Work task →
Report every line of the entries that contains the word "this".

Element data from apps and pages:
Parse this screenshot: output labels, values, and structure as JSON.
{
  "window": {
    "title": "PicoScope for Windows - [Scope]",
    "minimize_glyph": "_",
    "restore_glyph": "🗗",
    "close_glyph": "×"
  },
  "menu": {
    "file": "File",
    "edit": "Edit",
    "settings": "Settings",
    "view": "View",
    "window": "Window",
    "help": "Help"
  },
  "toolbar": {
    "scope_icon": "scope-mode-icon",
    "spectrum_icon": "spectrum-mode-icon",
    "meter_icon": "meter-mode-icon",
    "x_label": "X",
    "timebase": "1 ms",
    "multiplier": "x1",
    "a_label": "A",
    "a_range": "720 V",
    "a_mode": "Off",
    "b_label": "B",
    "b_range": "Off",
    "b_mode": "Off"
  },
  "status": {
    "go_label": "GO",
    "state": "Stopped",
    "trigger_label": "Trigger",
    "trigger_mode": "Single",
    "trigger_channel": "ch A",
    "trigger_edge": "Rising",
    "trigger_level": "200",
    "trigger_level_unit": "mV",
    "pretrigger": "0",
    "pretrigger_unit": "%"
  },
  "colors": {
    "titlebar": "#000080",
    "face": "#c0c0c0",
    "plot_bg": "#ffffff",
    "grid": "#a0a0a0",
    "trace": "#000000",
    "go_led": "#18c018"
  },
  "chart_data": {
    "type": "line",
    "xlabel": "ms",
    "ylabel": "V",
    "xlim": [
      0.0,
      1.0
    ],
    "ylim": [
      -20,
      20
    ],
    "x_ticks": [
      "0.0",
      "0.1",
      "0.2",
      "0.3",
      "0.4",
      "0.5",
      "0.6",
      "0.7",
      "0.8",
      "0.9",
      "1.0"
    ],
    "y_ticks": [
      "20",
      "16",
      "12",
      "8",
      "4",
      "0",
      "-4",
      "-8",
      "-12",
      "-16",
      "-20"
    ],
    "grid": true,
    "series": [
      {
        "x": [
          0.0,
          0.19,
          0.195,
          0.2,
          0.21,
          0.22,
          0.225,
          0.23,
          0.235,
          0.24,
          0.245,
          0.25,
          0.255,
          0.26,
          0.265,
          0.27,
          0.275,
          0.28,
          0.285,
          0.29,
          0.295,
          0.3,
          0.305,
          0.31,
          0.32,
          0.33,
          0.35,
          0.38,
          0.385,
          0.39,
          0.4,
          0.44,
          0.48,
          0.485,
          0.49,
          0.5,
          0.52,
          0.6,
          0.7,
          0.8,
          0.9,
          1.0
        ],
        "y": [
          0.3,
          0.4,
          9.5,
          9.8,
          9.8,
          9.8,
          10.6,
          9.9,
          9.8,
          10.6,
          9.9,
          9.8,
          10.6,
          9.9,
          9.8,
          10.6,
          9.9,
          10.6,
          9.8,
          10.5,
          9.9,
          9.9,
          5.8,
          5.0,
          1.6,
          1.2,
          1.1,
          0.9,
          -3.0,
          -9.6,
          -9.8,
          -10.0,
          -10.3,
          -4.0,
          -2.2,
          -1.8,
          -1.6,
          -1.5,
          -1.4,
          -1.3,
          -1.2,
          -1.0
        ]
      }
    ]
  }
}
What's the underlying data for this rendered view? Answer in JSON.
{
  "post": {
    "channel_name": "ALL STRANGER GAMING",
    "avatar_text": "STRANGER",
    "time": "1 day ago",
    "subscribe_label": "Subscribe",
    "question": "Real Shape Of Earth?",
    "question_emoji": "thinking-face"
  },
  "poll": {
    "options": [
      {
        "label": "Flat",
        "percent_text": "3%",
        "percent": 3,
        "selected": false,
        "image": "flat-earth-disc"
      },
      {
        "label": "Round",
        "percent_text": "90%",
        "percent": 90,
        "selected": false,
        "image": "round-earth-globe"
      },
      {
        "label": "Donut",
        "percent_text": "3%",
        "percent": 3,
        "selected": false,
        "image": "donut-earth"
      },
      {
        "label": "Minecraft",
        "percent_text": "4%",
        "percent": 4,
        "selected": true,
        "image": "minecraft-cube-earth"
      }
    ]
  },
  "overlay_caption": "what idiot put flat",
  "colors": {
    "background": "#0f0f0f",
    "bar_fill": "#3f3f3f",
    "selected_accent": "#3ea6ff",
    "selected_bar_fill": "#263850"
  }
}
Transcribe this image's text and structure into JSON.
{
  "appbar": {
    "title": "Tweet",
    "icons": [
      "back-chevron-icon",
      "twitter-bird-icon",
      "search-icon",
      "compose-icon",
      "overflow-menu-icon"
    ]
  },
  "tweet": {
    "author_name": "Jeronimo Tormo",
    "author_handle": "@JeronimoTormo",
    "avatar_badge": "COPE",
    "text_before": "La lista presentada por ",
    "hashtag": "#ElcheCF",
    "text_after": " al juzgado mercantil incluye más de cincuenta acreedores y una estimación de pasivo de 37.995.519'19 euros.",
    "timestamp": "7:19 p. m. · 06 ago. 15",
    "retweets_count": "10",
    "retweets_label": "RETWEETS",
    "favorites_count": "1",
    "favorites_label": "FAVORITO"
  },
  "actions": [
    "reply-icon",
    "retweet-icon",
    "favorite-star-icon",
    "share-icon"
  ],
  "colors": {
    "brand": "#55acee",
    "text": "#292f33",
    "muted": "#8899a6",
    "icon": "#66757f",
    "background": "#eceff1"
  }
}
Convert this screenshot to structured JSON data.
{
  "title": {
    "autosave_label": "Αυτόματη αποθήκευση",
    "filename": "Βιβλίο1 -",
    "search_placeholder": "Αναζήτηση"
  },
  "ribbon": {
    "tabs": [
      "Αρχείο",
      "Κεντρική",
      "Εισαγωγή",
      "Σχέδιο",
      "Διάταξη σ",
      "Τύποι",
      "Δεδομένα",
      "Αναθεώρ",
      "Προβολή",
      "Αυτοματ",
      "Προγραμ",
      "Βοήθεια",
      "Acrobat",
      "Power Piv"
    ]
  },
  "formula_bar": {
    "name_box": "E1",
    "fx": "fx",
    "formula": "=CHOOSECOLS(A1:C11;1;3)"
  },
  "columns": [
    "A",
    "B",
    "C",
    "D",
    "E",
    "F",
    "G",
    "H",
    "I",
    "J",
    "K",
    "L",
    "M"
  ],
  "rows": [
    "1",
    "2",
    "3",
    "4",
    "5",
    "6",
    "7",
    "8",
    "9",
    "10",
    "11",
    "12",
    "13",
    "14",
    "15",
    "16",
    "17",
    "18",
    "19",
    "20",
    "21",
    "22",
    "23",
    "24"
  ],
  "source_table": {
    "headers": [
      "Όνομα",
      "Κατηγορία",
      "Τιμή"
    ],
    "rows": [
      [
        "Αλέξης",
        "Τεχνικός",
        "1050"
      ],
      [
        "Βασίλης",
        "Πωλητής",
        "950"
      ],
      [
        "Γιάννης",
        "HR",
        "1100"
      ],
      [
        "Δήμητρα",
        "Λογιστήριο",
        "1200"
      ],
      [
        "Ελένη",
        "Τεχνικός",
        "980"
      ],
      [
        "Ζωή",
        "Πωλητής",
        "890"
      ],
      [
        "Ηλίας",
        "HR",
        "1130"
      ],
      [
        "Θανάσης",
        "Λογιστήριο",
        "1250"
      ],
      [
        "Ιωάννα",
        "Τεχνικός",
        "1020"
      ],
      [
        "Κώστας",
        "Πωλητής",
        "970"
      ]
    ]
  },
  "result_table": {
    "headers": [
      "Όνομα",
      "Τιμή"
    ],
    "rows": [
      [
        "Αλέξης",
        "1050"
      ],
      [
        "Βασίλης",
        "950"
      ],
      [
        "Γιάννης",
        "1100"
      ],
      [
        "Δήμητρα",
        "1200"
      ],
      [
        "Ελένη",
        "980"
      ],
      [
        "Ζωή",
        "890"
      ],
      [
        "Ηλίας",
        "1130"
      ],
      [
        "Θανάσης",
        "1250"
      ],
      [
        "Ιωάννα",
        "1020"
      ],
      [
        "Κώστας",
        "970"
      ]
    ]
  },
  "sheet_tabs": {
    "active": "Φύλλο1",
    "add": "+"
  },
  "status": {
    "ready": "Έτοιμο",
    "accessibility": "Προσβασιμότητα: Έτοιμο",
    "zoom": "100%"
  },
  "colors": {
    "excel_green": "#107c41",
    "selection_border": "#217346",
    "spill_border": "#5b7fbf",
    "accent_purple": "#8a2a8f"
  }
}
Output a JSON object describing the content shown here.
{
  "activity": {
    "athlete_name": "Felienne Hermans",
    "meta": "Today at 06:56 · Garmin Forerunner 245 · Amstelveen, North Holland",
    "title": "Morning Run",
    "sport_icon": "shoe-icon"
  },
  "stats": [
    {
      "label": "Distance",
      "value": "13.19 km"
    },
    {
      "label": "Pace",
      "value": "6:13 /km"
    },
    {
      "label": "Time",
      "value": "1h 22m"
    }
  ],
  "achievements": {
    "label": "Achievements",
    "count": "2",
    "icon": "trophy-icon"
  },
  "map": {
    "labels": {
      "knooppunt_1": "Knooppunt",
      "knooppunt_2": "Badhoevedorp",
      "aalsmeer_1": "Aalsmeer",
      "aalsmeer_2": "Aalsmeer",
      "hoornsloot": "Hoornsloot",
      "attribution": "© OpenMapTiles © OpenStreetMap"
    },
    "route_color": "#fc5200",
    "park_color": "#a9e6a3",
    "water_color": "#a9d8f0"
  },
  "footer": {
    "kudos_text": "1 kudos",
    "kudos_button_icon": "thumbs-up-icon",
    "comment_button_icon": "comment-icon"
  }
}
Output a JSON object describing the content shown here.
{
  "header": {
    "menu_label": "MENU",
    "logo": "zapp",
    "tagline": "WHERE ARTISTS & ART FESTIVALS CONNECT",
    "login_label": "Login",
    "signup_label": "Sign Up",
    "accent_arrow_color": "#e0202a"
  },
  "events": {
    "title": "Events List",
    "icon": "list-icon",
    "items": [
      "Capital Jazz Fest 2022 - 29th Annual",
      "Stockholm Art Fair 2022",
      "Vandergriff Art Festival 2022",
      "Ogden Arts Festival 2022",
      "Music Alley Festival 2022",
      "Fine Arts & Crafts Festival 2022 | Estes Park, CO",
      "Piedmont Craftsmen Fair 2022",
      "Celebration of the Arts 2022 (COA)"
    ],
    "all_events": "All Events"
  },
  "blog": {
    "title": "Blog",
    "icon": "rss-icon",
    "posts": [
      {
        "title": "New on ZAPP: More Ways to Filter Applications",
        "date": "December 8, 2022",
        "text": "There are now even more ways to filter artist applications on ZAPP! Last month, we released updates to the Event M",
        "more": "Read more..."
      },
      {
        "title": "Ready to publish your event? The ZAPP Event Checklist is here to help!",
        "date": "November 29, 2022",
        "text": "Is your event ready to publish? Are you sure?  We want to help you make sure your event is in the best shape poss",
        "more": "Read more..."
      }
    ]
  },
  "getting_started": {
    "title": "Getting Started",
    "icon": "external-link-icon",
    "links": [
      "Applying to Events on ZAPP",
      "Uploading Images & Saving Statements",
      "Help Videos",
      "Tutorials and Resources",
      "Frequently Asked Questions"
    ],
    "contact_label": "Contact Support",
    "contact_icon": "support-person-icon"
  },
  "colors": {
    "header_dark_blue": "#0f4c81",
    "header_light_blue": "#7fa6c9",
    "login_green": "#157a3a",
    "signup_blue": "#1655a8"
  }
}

Exercise solution →
Parse this screenshot: output labels, values, and structure as JSON.
What's the underlying data for this rendered view? Answer in JSON.
Transcribe this image's text and structure into JSON.
Convert this screenshot to structured JSON data.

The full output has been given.